*** Dataset records Section Begins ***

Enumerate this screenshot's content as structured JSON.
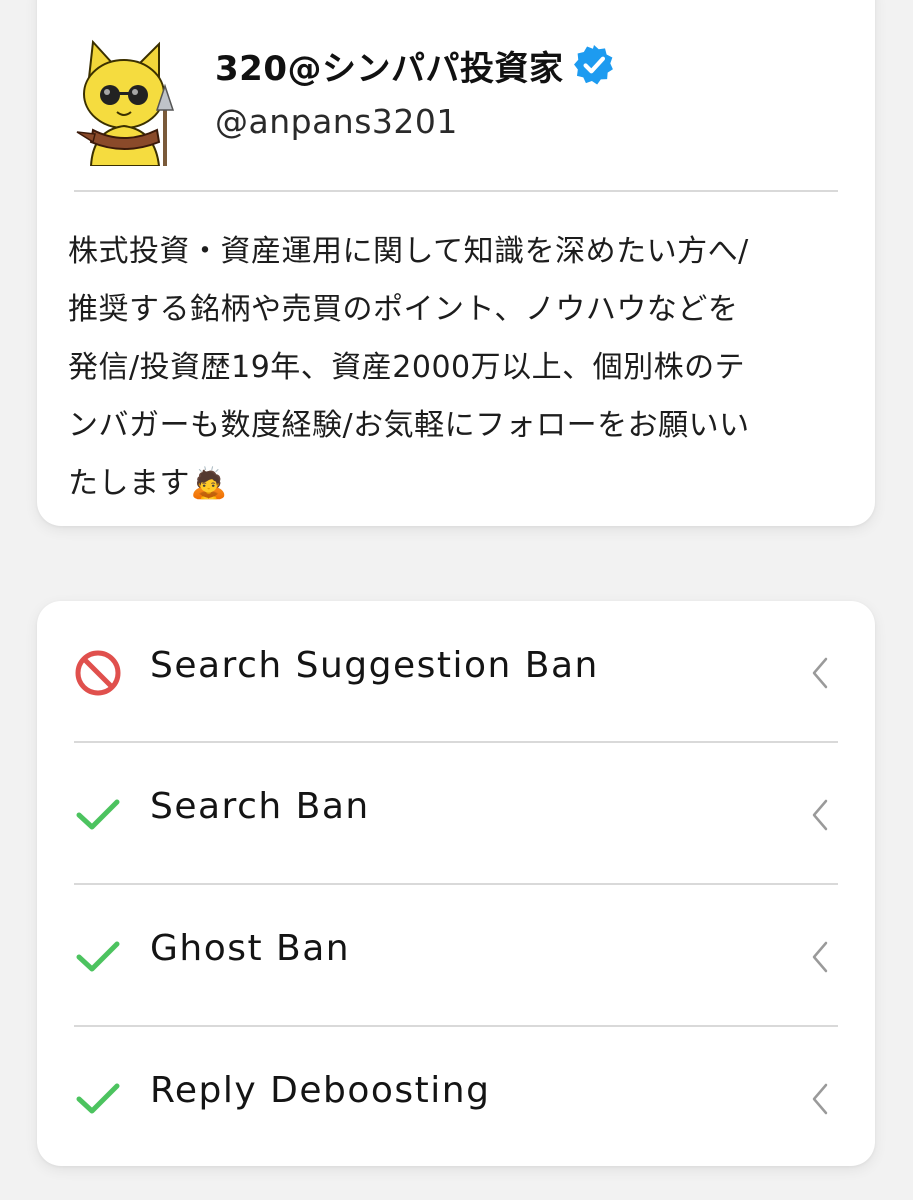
{
  "profile": {
    "display_name": "320@シンパパ投資家",
    "verified": true,
    "handle": "@anpans3201",
    "bio": "株式投資・資産運用に関して知識を深めたい方へ/\n推奨する銘柄や売買のポイント、ノウハウなどを\n発信/投資歴19年、資産2000万以上、個別株のテ\nンバガーも数度経験/お気軽にフォローをお願いい\nたします🙇",
    "avatar_icon": "cat-avatar-icon"
  },
  "checks": [
    {
      "label": "Search Suggestion Ban",
      "status": "banned",
      "icon": "prohibited-icon"
    },
    {
      "label": "Search Ban",
      "status": "ok",
      "icon": "checkmark-icon"
    },
    {
      "label": "Ghost Ban",
      "status": "ok",
      "icon": "checkmark-icon"
    },
    {
      "label": "Reply Deboosting",
      "status": "ok",
      "icon": "checkmark-icon"
    }
  ],
  "colors": {
    "verified": "#1d9bf0",
    "banned": "#e0504d",
    "ok": "#4cc35f",
    "chevron": "#9a9a9a",
    "background": "#f2f2f2",
    "card": "#ffffff"
  }
}
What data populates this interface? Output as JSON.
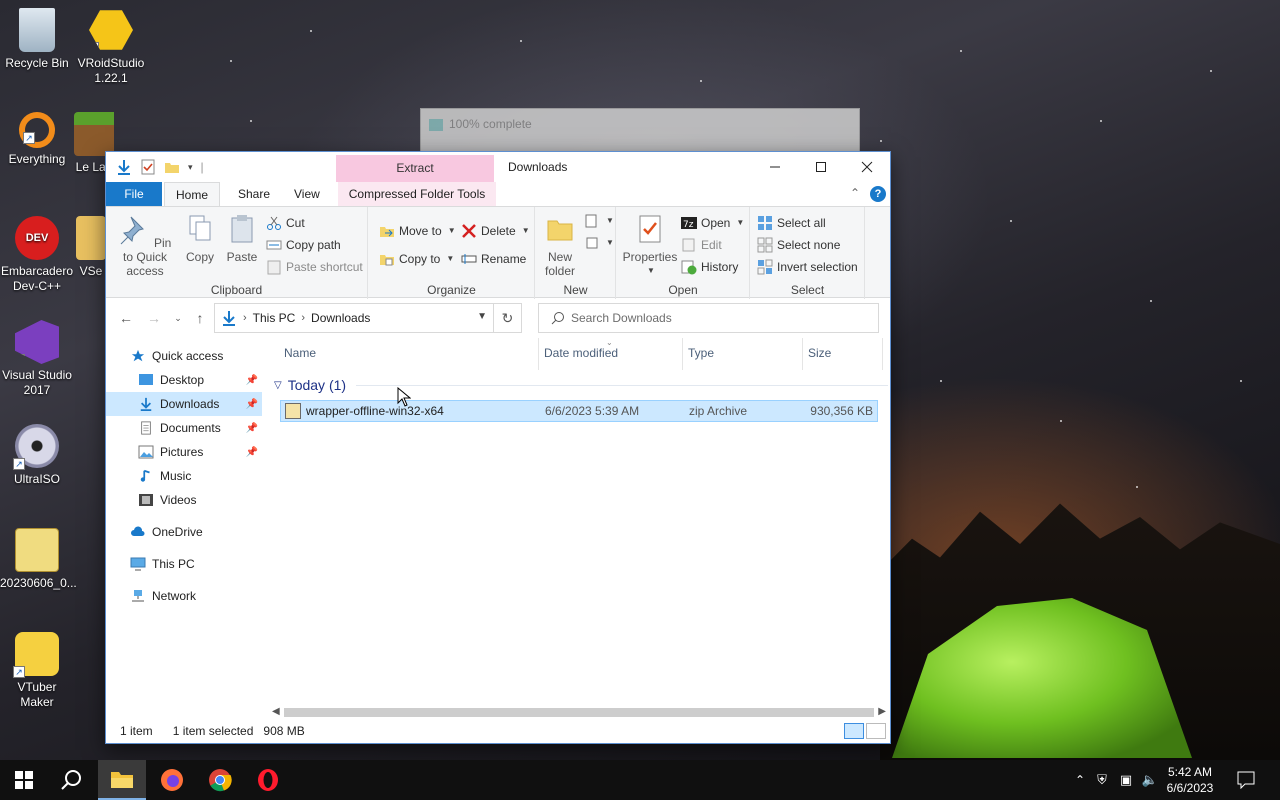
{
  "desktop": {
    "icons": [
      {
        "label": "Recycle Bin",
        "icon": "recycle-bin-icon"
      },
      {
        "label": "VRoidStudio 1.22.1",
        "icon": "vroid-icon"
      },
      {
        "label": "Everything",
        "icon": "everything-icon"
      },
      {
        "label": "Le Lau",
        "icon": "minecraft-launcher-icon"
      },
      {
        "label": "Embarcadero Dev-C++",
        "icon": "devcpp-icon"
      },
      {
        "label": "VSe",
        "icon": "folder-icon"
      },
      {
        "label": "Visual Studio 2017",
        "icon": "visual-studio-icon"
      },
      {
        "label": "UltraISO",
        "icon": "ultraiso-icon"
      },
      {
        "label": "20230606_0...",
        "icon": "iso-file-icon"
      },
      {
        "label": "VTuber Maker",
        "icon": "vtuber-maker-icon"
      }
    ]
  },
  "progress_dialog": {
    "text": "100% complete"
  },
  "window": {
    "title": "Downloads",
    "contextual_tab": "Extract",
    "tabs": {
      "file": "File",
      "home": "Home",
      "share": "Share",
      "view": "View",
      "compressed": "Compressed Folder Tools"
    },
    "ribbon": {
      "clipboard": {
        "label": "Clipboard",
        "pin": "Pin to Quick access",
        "copy": "Copy",
        "paste": "Paste",
        "cut": "Cut",
        "copy_path": "Copy path",
        "paste_shortcut": "Paste shortcut"
      },
      "organize": {
        "label": "Organize",
        "move_to": "Move to",
        "copy_to": "Copy to",
        "delete": "Delete",
        "rename": "Rename"
      },
      "new": {
        "label": "New",
        "new_folder": "New folder"
      },
      "open": {
        "label": "Open",
        "properties": "Properties",
        "open": "Open",
        "edit": "Edit",
        "history": "History"
      },
      "select": {
        "label": "Select",
        "select_all": "Select all",
        "select_none": "Select none",
        "invert": "Invert selection"
      }
    },
    "address": {
      "crumbs": [
        "This PC",
        "Downloads"
      ]
    },
    "search": {
      "placeholder": "Search Downloads"
    },
    "nav": {
      "quick_access": "Quick access",
      "desktop": "Desktop",
      "downloads": "Downloads",
      "documents": "Documents",
      "pictures": "Pictures",
      "music": "Music",
      "videos": "Videos",
      "onedrive": "OneDrive",
      "this_pc": "This PC",
      "network": "Network"
    },
    "columns": {
      "name": "Name",
      "date": "Date modified",
      "type": "Type",
      "size": "Size"
    },
    "group": {
      "label": "Today (1)"
    },
    "files": [
      {
        "name": "wrapper-offline-win32-x64",
        "date": "6/6/2023 5:39 AM",
        "type": "zip Archive",
        "size": "930,356 KB"
      }
    ],
    "status": {
      "count": "1 item",
      "selected": "1 item selected",
      "size": "908 MB"
    }
  },
  "taskbar": {
    "time": "5:42 AM",
    "date": "6/6/2023"
  },
  "colors": {
    "accent": "#1979ca",
    "selection": "#cce8ff",
    "contextual": "#f8c8e0"
  }
}
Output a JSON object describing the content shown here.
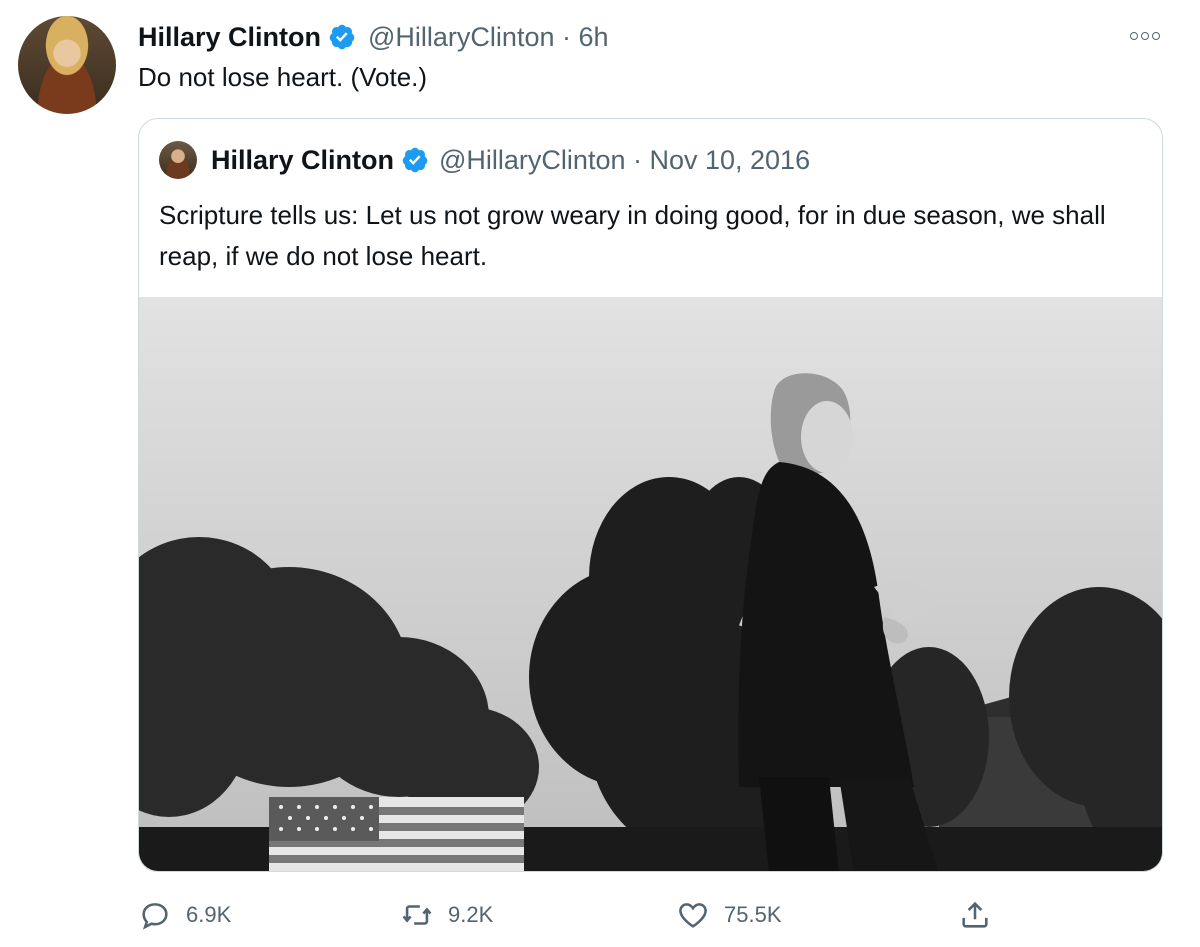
{
  "tweet": {
    "author_name": "Hillary Clinton",
    "handle_time": "@HillaryClinton · 6h",
    "text": "Do not lose heart. (Vote.)",
    "avatar_icon": "profile-photo"
  },
  "quoted": {
    "author_name": "Hillary Clinton",
    "handle_time": "@HillaryClinton · Nov 10, 2016",
    "text": "Scripture tells us: Let us not grow weary in doing good, for in due season, we shall reap, if we do not lose heart.",
    "media": "black-and-white photo of woman smiling outdoors with trees and American flag"
  },
  "actions": {
    "reply_count": "6.9K",
    "retweet_count": "9.2K",
    "like_count": "75.5K"
  },
  "colors": {
    "verified": "#1d9bf0",
    "text_primary": "#0f1419",
    "text_secondary": "#536471",
    "border": "#cfd9de"
  }
}
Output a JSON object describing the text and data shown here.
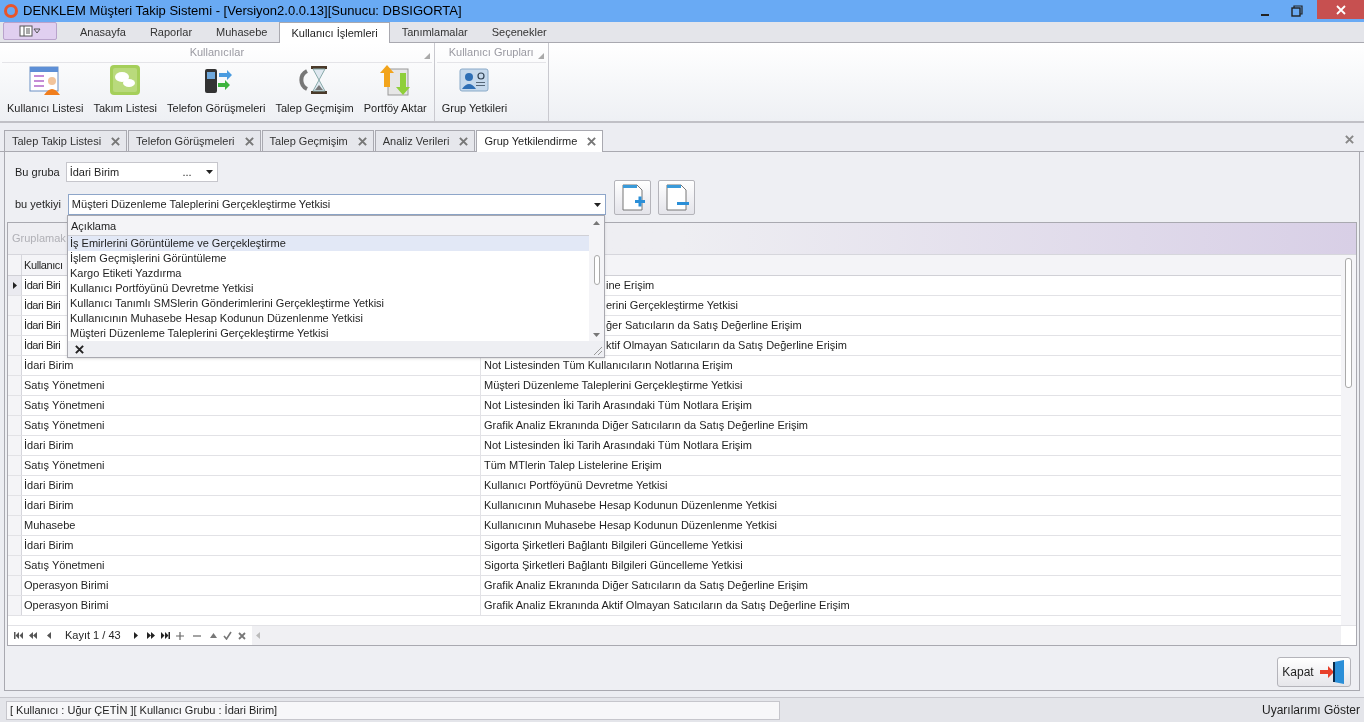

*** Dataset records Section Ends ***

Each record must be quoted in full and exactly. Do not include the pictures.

## Expected output
Enumerate this screenshot's content as structured JSON.
{
  "profile": {
    "display_name": "320@シンパパ投資家",
    "verified": true,
    "handle": "@anpans3201",
    "bio": "株式投資・資産運用に関して知識を深めたい方へ/\n推奨する銘柄や売買のポイント、ノウハウなどを\n発信/投資歴19年、資産2000万以上、個別株のテ\nンバガーも数度経験/お気軽にフォローをお願いい\nたします🙇",
    "avatar_icon": "cat-avatar-icon"
  },
  "checks": [
    {
      "label": "Search Suggestion Ban",
      "status": "banned",
      "icon": "prohibited-icon"
    },
    {
      "label": "Search Ban",
      "status": "ok",
      "icon": "checkmark-icon"
    },
    {
      "label": "Ghost Ban",
      "status": "ok",
      "icon": "checkmark-icon"
    },
    {
      "label": "Reply Deboosting",
      "status": "ok",
      "icon": "checkmark-icon"
    }
  ],
  "colors": {
    "verified": "#1d9bf0",
    "banned": "#e0504d",
    "ok": "#4cc35f",
    "chevron": "#9a9a9a",
    "background": "#f2f2f2",
    "card": "#ffffff"
  }
}
What data populates this interface? Output as JSON.
{
  "desktop": {
    "icons": [
      {
        "label": "Recycle Bin",
        "icon": "recycle-bin-icon"
      },
      {
        "label": "VRoidStudio 1.22.1",
        "icon": "vroid-icon"
      },
      {
        "label": "Everything",
        "icon": "everything-icon"
      },
      {
        "label": "Le Lau",
        "icon": "minecraft-launcher-icon"
      },
      {
        "label": "Embarcadero Dev-C++",
        "icon": "devcpp-icon"
      },
      {
        "label": "VSe",
        "icon": "folder-icon"
      },
      {
        "label": "Visual Studio 2017",
        "icon": "visual-studio-icon"
      },
      {
        "label": "UltraISO",
        "icon": "ultraiso-icon"
      },
      {
        "label": "20230606_0...",
        "icon": "iso-file-icon"
      },
      {
        "label": "VTuber Maker",
        "icon": "vtuber-maker-icon"
      }
    ]
  },
  "progress_dialog": {
    "text": "100% complete"
  },
  "window": {
    "title": "Downloads",
    "contextual_tab": "Extract",
    "tabs": {
      "file": "File",
      "home": "Home",
      "share": "Share",
      "view": "View",
      "compressed": "Compressed Folder Tools"
    },
    "ribbon": {
      "clipboard": {
        "label": "Clipboard",
        "pin": "Pin to Quick access",
        "copy": "Copy",
        "paste": "Paste",
        "cut": "Cut",
        "copy_path": "Copy path",
        "paste_shortcut": "Paste shortcut"
      },
      "organize": {
        "label": "Organize",
        "move_to": "Move to",
        "copy_to": "Copy to",
        "delete": "Delete",
        "rename": "Rename"
      },
      "new": {
        "label": "New",
        "new_folder": "New folder"
      },
      "open": {
        "label": "Open",
        "properties": "Properties",
        "open": "Open",
        "edit": "Edit",
        "history": "History"
      },
      "select": {
        "label": "Select",
        "select_all": "Select all",
        "select_none": "Select none",
        "invert": "Invert selection"
      }
    },
    "address": {
      "crumbs": [
        "This PC",
        "Downloads"
      ]
    },
    "search": {
      "placeholder": "Search Downloads"
    },
    "nav": {
      "quick_access": "Quick access",
      "desktop": "Desktop",
      "downloads": "Downloads",
      "documents": "Documents",
      "pictures": "Pictures",
      "music": "Music",
      "videos": "Videos",
      "onedrive": "OneDrive",
      "this_pc": "This PC",
      "network": "Network"
    },
    "columns": {
      "name": "Name",
      "date": "Date modified",
      "type": "Type",
      "size": "Size"
    },
    "group": {
      "label": "Today (1)"
    },
    "files": [
      {
        "name": "wrapper-offline-win32-x64",
        "date": "6/6/2023 5:39 AM",
        "type": "zip Archive",
        "size": "930,356 KB"
      }
    ],
    "status": {
      "count": "1 item",
      "selected": "1 item selected",
      "size": "908 MB"
    }
  },
  "taskbar": {
    "time": "5:42 AM",
    "date": "6/6/2023"
  },
  "colors": {
    "accent": "#1979ca",
    "selection": "#cce8ff",
    "contextual": "#f8c8e0"
  }
}
Output a JSON object describing the content shown here.
{
  "tweet": {
    "author_name": "Hillary Clinton",
    "handle_time": "@HillaryClinton · 6h",
    "text": "Do not lose heart. (Vote.)",
    "avatar_icon": "profile-photo"
  },
  "quoted": {
    "author_name": "Hillary Clinton",
    "handle_time": "@HillaryClinton · Nov 10, 2016",
    "text": "Scripture tells us: Let us not grow weary in doing good, for in due season, we shall reap, if we do not lose heart.",
    "media": "black-and-white photo of woman smiling outdoors with trees and American flag"
  },
  "actions": {
    "reply_count": "6.9K",
    "retweet_count": "9.2K",
    "like_count": "75.5K"
  },
  "colors": {
    "verified": "#1d9bf0",
    "text_primary": "#0f1419",
    "text_secondary": "#536471",
    "border": "#cfd9de"
  }
}
Output a JSON object describing the text and data shown here.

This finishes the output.